The term “swing dance” is commonly used to refer either to a group of dances developing in response to swing music in the 1920s, 30s and 40s, or to the lindy hop, a popular partner dance today. Swing dancing has a strong tradition of social and competitive boogie woogie and acrobatic rock and roll. Lindy Hop eventually evolved into many variations of swing dance. Some of these variations include the West Coast Swing, Jive and the Boogie Woogie. While not technically a “swing dance”, Blues is historically/culturally related to Swing and remains very popular in many swing dance communities. “Learning to Swing Dance is easy and fun if you have the right instructors.
Learning to Swing Dance is easy and fun if you have the right instructors and trainers.
Swing dancing is all about personal expression and style. The Swing dance reflects the culmination of many different factors, influences and mutations. Swing dancing is a fun, wonderful exercise, and a great way to make new friends. In Swing dancing you can learn how to interpret swing music with your body. The Swing dance is characterized by an emphasis on improvisation and the ability to easily adapt to steps from other 8-count and 6-count Swing styles.
The Lindy Hop is a type of Swing dance that has become very popular and fun. The Lindy Hop evolved into West Coast Swing during the 60’s and 70’s and changed as the music changed. This style of swing has many related dances that are an essential part of your swing vocabulary including Balboa, Bal-Swing, Collegiate Shag, Shadow/Tandem Charleston, Front Charleston, and the 20’s
Charleston. Believe it or not the Lindy Hop is a street dance, in that it’s ever changing, done mostly socially, and is open to lots of inspiration and new steps. The Lindy Hop is defined by the music, and the music defines the Lindy Hop. This style of swing is best thought of as a creative, energetic and free-spirited.
Swinging jazz developed from Dixieland jazz, and traveled north with black dancers during the Great Migration. Dancers were often familiar with a wide range of popular and traditional dances. Dancers soon incorporated tap and jazz steps into their dancing. Many swing dancers today argue that it is important to dance many styles of partner dance to improve technique, but also to reflect the historical relationship between these dances in the swing era of the 1920s and 1930s. I recommend that you learn the basics, practice until you don’t have to think to follow the beat, watch other dancers of different skill levels, take different classes, attend workshops, dance with different partners and, above all, have a good time.

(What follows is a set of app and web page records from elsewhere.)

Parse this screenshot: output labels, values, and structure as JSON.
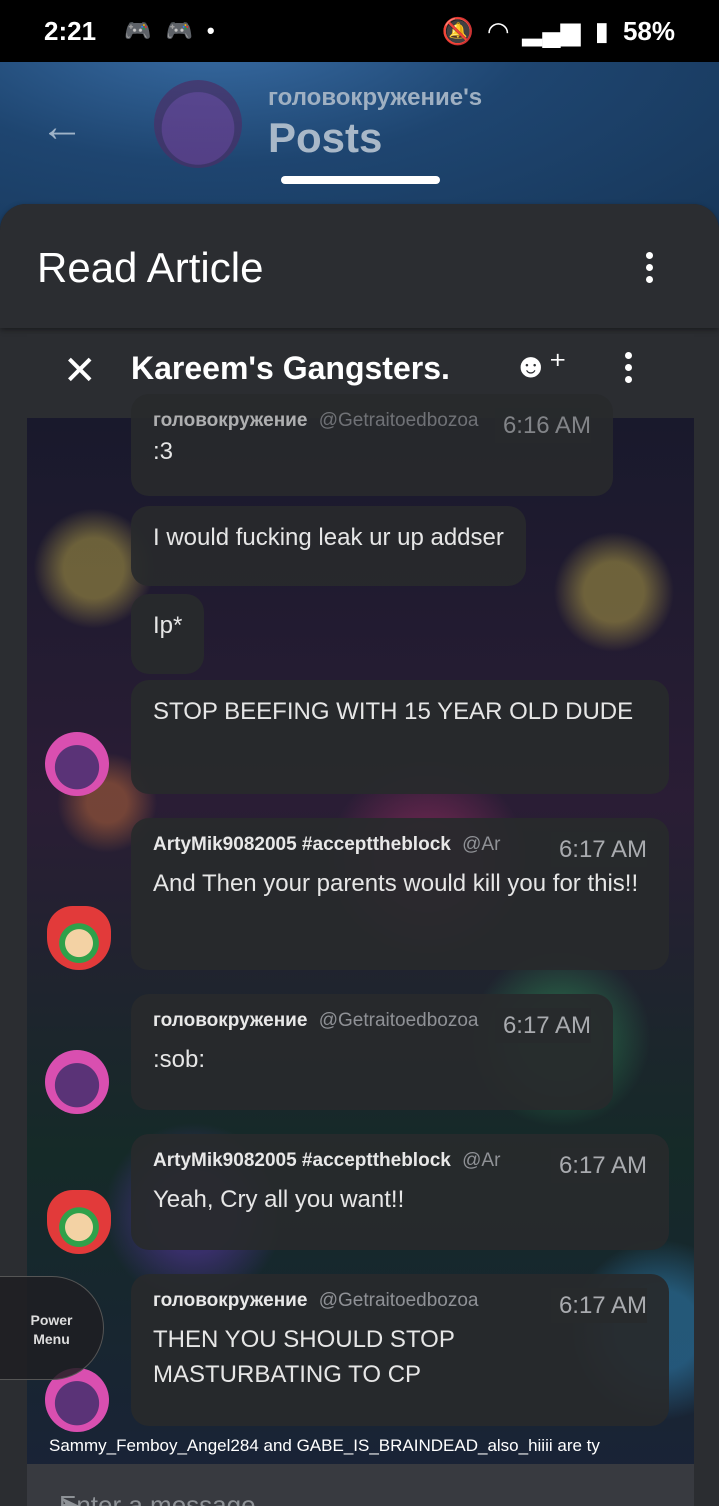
{
  "status_bar": {
    "time": "2:21",
    "battery": "58%",
    "icons": [
      "discord-icon",
      "discord-icon",
      "dot-icon",
      "bell-off-icon",
      "wifi-icon",
      "signal-icon",
      "battery-charging-icon"
    ]
  },
  "posts_header": {
    "subtitle": "головокружение's",
    "title": "Posts"
  },
  "sheet": {
    "title": "Read Article"
  },
  "chat": {
    "title": "Kareem's Gangsters.",
    "messages": [
      {
        "author": "головокружение",
        "handle": "@Getraitoedbozoa",
        "time": "6:16 AM",
        "text": ":3"
      },
      {
        "text": "I would fucking leak ur up addser"
      },
      {
        "text": "Ip*"
      },
      {
        "text": "STOP BEEFING WITH 15 YEAR OLD DUDE"
      },
      {
        "author": "ArtyMik9082005 #accepttheblock",
        "handle": "@Ar",
        "time": "6:17 AM",
        "text": "And Then your parents would kill you for this!!"
      },
      {
        "author": "головокружение",
        "handle": "@Getraitoedbozoa",
        "time": "6:17 AM",
        "text": ":sob:"
      },
      {
        "author": "ArtyMik9082005 #accepttheblock",
        "handle": "@Ar",
        "time": "6:17 AM",
        "text": "Yeah, Cry all you want!!"
      },
      {
        "author": "головокружение",
        "handle": "@Getraitoedbozoa",
        "time": "6:17 AM",
        "text": "THEN YOU SHOULD STOP MASTURBATING TO CP"
      }
    ],
    "typing": "Sammy_Femboy_Angel284 and GABE_IS_BRAINDEAD_also_hiiii are ty",
    "input_placeholder": "Enter a message"
  },
  "power_menu": {
    "line1": "Power",
    "line2": "Menu"
  }
}
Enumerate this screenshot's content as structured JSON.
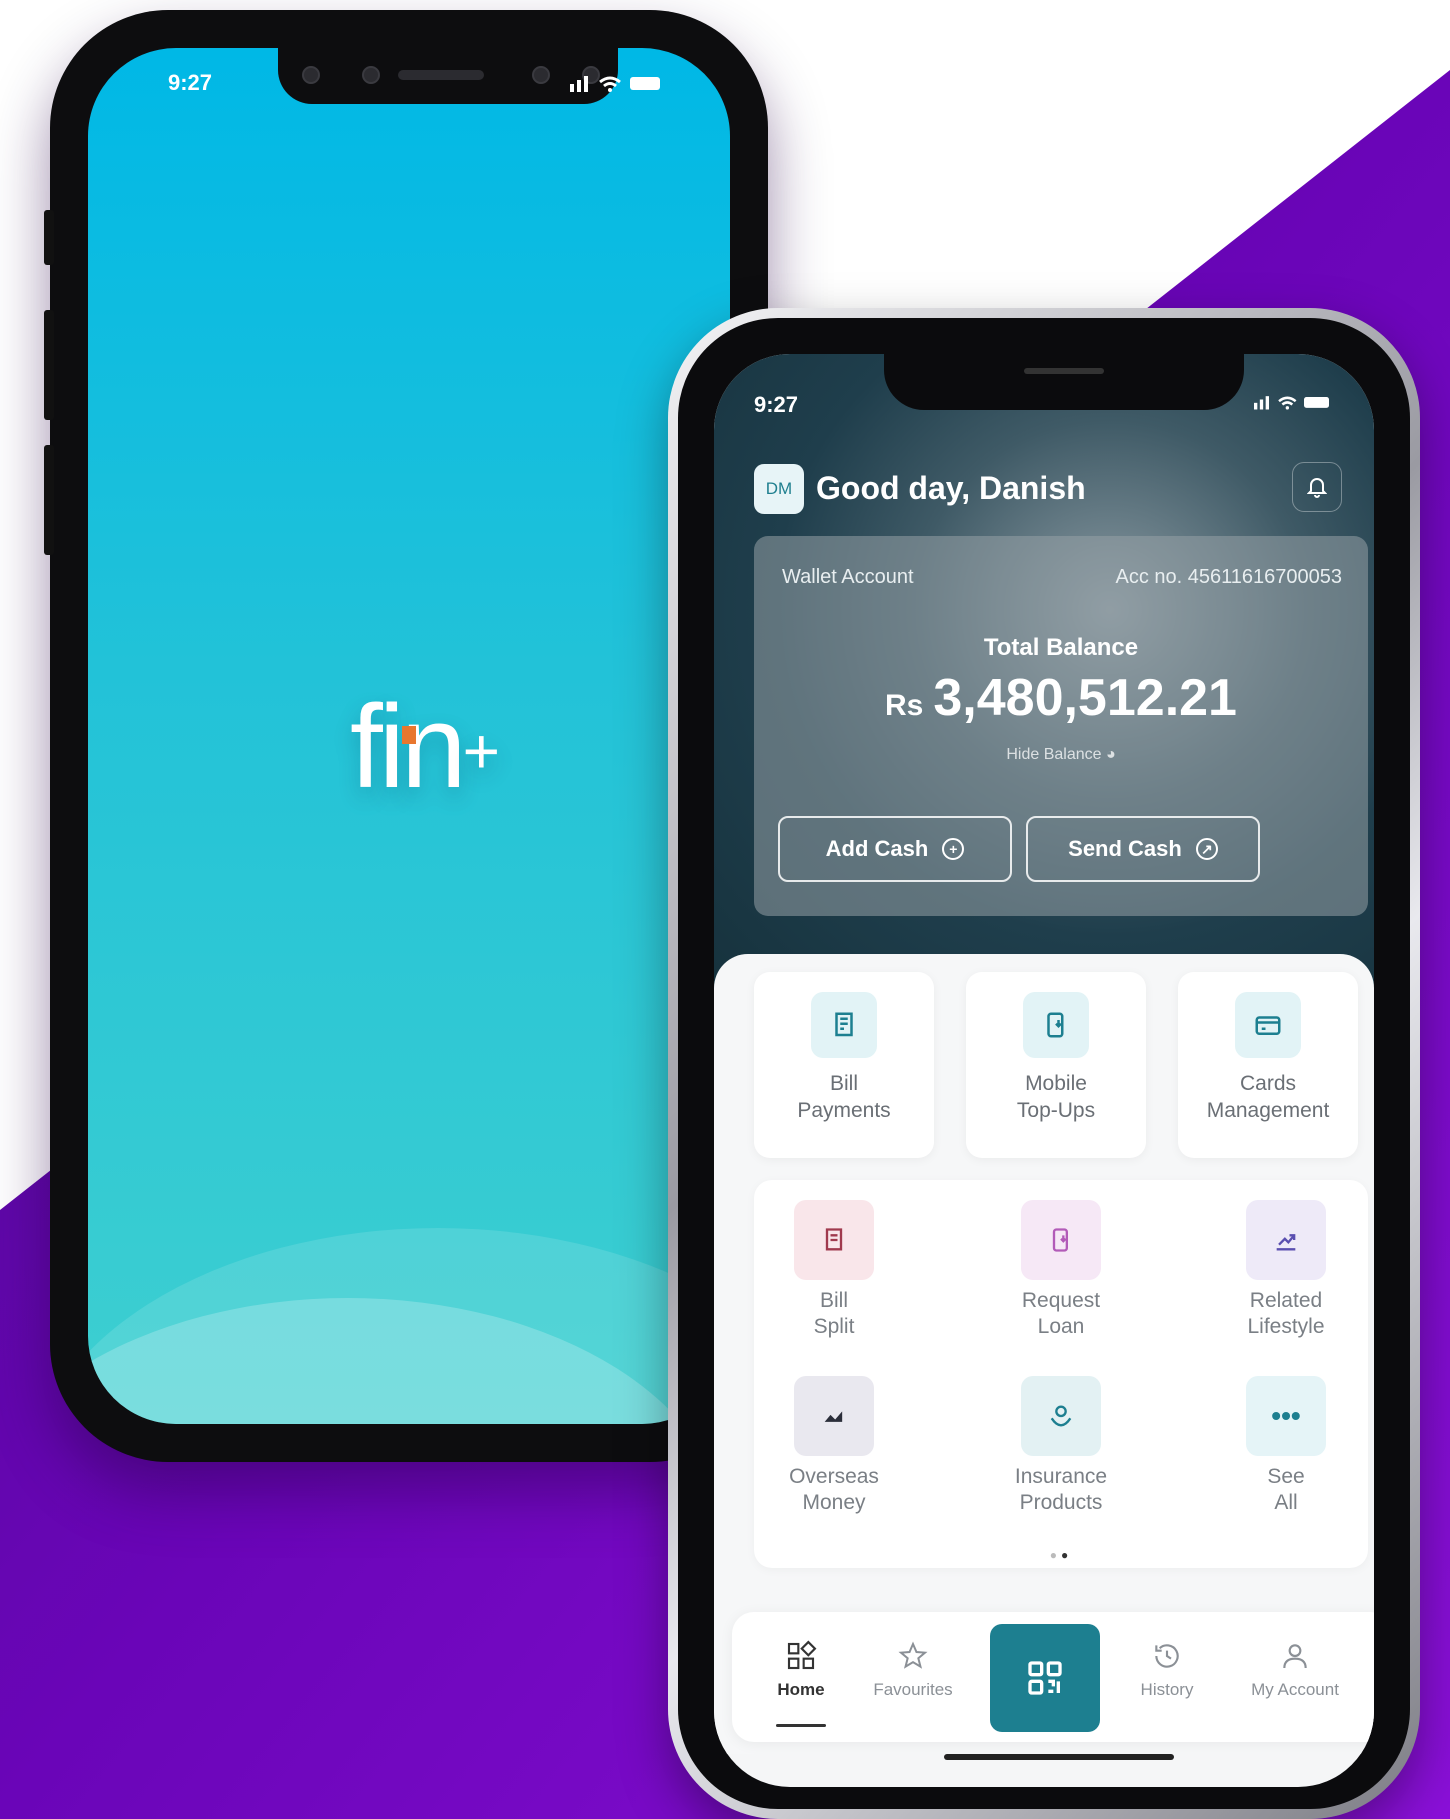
{
  "colors": {
    "purple": "#7a06c9",
    "purple_dark": "#3a0a6e",
    "teal": "#1d7f90",
    "splash": "#00b8e6"
  },
  "splash_phone": {
    "time": "9:27",
    "status_icons": "signal wifi battery",
    "logo_text": "fin",
    "logo_plus": "+"
  },
  "app_phone": {
    "time": "9:27",
    "avatar_initials": "DM",
    "greeting": "Good day, Danish",
    "account": {
      "type": "Wallet Account",
      "number_label": "Acc no. 45611616700053",
      "total_label": "Total Balance",
      "currency": "Rs",
      "balance": "3,480,512.21",
      "hide_label": "Hide Balance"
    },
    "actions": {
      "add_cash": "Add Cash",
      "send_cash": "Send Cash"
    },
    "services": [
      {
        "line1": "Bill",
        "line2": "Payments",
        "icon": "receipt-icon"
      },
      {
        "line1": "Mobile",
        "line2": "Top-Ups",
        "icon": "mobile-download-icon"
      },
      {
        "line1": "Cards",
        "line2": "Management",
        "icon": "card-icon"
      }
    ],
    "tiles": [
      {
        "line1": "Bill",
        "line2": "Split",
        "icon": "split-bill-icon"
      },
      {
        "line1": "Request",
        "line2": "Loan",
        "icon": "loan-icon"
      },
      {
        "line1": "Related",
        "line2": "Lifestyle",
        "icon": "chart-up-icon"
      },
      {
        "line1": "Overseas",
        "line2": "Money",
        "icon": "money-graph-icon"
      },
      {
        "line1": "Insurance",
        "line2": "Products",
        "icon": "insurance-icon"
      },
      {
        "line1": "See",
        "line2": "All",
        "icon": "more-icon"
      }
    ],
    "nav": [
      {
        "label": "Home",
        "icon": "home-icon"
      },
      {
        "label": "Favourites",
        "icon": "star-icon"
      },
      {
        "label": "",
        "icon": "qr-icon"
      },
      {
        "label": "History",
        "icon": "history-icon"
      },
      {
        "label": "My Account",
        "icon": "user-icon"
      }
    ]
  }
}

Swing dancing is characterized by an emphasis on improvisation and the ability to easily adapt to include steps from other 8-count and 6-count Swing styles. These slow rhythmic steps were always accompanied by a single quick, quick rhythm. There is no absolute “right” way to perform steps and patterns. The rock step in ballroom swing often resembles more of a “Latin” style rock step. The footwork consists of smooth and continuous floor contact, sliding and gliding-type steps (versus hopping and jumping-type steps), and there are no aerials.